unto the Father, to Jesus and to the angels that they are believers
in and desire to follow him in the regeneration, keep his commandments,
build up his kingdom, revere his name and serve him with an undivided
heart, that they may be worthy to eat and drink with him in his Father's
kingdom. This is why the Latter-day Saints partake of the ordinance
of the Lord's Supper.
of Discourses 13:140
|B. H. Roberts: The rite
of the Lord's Supper, or sacrament. . . , is the visible sign of the
communion of the saints with God—their continuing union with
him, and with each other.
| A Comprehensive
History of The Church of Jesus Christ of Latter-day Saints
Lake City: Deseret News Press, 1930), 2:363
|Matthew Cowley: The most
sacred service of religious worship is that of the sacrament. Through
this service the religionist is brought into proximity to the spiritual
force and exalting power of the perfect character of the Son of God.
|Matthew Cowley Speaks
(Salt Lake City: Deseret Book, 1954), 190
|George Albert Smith: We
partake of physical food—that is, we partake of bread and water etc.,
to nourish the physical body. It is just as necessary that we partake
of the emblems of the body and blood of our risen Lord to increase
our spiritual strength.
| The Teachings
of George Albert Smith
(Salt Lake City: Bookcraft, 1996), 95
David O. McKay: Not
a moment of his existence on earth did Christ think more of himself
than he did of his brethren and the people whom he came to save,
always losing himself for the good of others, and finally giving
his life for the redemption of mankind. When we partake of the sacrament
in his presence we remember him, his life of sacrifice, and service;
and we are inspired by that thought and memory. . . .
I remember when I was a boy that there was emphasized even more
than we hear emphasized now the necessity of no one's partaking
of the sacrament who had ill feelings toward another, and I have
heard more than one man say: "I am sorry that I hurt brother
so-and-so's feelings, and I ask his forgiveness." He felt it
necessary to do that before he was worthy to partake of the sacrament
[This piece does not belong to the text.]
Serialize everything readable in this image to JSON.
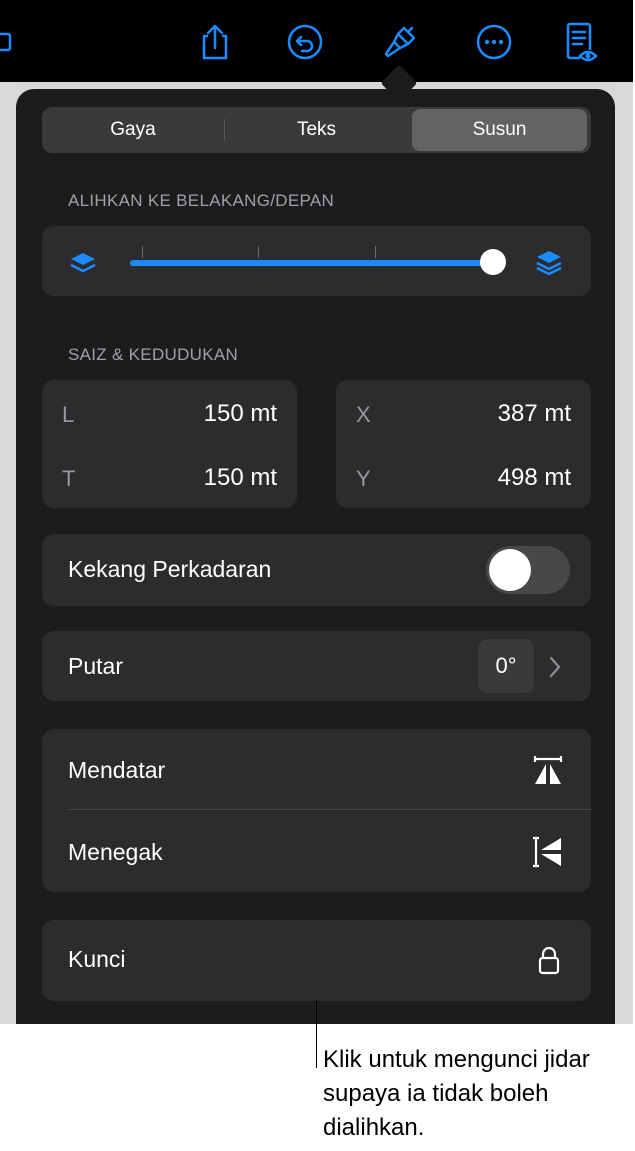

of the Lord's Supper. We meet in the brotherhood of Christ, all
on the same level, each expressing confidence in the other and all
in one another.
Report , October 1929, 11-12